Work instruction: In the listing that follows, how many lines contain "Settings"? Give the number only.

Records supplied:

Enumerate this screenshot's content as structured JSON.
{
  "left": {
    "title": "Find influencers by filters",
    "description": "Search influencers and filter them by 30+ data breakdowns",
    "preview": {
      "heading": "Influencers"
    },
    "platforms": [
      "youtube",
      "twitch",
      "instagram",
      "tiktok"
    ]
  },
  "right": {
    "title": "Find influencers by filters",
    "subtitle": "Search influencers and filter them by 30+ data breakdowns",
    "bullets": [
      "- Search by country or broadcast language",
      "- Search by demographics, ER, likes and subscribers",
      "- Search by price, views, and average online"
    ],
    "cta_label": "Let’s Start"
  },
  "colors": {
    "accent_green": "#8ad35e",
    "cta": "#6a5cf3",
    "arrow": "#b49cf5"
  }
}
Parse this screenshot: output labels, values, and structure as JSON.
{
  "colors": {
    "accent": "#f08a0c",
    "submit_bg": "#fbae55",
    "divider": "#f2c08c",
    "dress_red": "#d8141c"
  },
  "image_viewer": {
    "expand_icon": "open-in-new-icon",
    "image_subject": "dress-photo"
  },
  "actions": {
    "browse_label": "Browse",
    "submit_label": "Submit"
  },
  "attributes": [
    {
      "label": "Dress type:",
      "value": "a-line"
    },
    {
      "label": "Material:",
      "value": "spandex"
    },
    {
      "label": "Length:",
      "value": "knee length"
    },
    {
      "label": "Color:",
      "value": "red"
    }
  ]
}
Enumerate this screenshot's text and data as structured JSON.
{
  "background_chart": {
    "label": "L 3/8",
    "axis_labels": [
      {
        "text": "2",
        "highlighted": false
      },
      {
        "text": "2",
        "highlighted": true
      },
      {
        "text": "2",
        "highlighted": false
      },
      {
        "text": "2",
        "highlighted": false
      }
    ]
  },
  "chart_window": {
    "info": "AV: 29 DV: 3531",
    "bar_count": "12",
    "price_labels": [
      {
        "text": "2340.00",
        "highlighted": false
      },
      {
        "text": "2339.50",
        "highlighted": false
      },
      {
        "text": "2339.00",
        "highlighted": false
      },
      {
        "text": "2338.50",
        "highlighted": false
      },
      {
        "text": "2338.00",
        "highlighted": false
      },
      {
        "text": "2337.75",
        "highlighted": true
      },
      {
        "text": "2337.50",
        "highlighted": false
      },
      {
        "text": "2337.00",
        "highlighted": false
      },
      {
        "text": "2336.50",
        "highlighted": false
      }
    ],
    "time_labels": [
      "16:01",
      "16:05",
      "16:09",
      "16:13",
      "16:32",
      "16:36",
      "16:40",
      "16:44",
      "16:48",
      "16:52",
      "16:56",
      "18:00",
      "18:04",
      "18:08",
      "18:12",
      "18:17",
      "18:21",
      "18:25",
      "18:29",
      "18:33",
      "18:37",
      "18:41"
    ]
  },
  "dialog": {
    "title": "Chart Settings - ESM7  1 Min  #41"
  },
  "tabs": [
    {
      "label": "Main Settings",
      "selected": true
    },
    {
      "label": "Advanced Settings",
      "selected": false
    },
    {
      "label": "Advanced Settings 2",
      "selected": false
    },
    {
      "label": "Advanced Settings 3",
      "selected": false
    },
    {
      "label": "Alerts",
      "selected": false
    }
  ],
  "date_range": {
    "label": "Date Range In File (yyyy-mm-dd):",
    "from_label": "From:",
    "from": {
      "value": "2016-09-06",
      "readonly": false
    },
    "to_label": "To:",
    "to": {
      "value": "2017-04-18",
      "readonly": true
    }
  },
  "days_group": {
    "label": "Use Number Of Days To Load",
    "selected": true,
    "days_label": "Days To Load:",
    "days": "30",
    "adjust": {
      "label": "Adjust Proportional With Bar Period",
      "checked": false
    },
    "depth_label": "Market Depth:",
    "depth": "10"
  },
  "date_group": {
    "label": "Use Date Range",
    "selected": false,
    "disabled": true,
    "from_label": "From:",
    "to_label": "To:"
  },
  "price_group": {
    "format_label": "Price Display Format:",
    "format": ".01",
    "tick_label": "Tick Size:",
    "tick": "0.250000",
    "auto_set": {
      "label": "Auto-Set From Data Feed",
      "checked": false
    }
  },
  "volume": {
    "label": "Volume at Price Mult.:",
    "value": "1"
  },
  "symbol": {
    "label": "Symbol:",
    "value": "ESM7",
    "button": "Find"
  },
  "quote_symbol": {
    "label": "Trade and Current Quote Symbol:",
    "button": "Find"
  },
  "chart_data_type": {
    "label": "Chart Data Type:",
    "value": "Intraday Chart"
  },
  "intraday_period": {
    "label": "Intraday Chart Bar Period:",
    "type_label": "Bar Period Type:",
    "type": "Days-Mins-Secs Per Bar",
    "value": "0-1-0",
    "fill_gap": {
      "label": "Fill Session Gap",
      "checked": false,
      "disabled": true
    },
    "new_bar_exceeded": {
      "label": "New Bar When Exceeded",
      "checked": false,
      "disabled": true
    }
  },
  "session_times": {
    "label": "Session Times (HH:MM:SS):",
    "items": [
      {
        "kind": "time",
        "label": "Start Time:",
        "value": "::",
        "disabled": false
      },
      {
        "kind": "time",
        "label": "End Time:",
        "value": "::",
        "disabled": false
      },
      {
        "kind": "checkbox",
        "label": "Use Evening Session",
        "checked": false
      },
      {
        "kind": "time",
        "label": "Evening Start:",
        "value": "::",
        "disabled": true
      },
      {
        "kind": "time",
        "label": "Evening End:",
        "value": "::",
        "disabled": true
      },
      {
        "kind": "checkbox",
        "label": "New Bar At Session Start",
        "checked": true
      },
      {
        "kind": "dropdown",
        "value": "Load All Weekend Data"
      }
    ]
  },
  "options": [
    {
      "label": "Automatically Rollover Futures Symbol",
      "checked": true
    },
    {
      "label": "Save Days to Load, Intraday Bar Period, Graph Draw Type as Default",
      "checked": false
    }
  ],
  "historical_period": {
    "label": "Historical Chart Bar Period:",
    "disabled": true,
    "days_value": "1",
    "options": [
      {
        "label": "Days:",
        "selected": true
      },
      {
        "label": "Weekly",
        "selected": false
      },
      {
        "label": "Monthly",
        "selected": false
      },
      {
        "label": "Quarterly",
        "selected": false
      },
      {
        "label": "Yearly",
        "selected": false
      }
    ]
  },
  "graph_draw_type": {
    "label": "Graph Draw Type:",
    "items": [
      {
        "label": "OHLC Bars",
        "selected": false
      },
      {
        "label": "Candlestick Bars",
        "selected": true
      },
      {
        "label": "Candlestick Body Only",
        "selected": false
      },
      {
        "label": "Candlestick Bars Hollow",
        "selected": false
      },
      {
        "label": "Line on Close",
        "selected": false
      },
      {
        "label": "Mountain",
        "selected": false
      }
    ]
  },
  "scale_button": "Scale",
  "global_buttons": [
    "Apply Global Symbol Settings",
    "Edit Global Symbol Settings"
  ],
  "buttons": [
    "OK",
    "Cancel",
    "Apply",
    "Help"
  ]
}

Response for this exercise: 7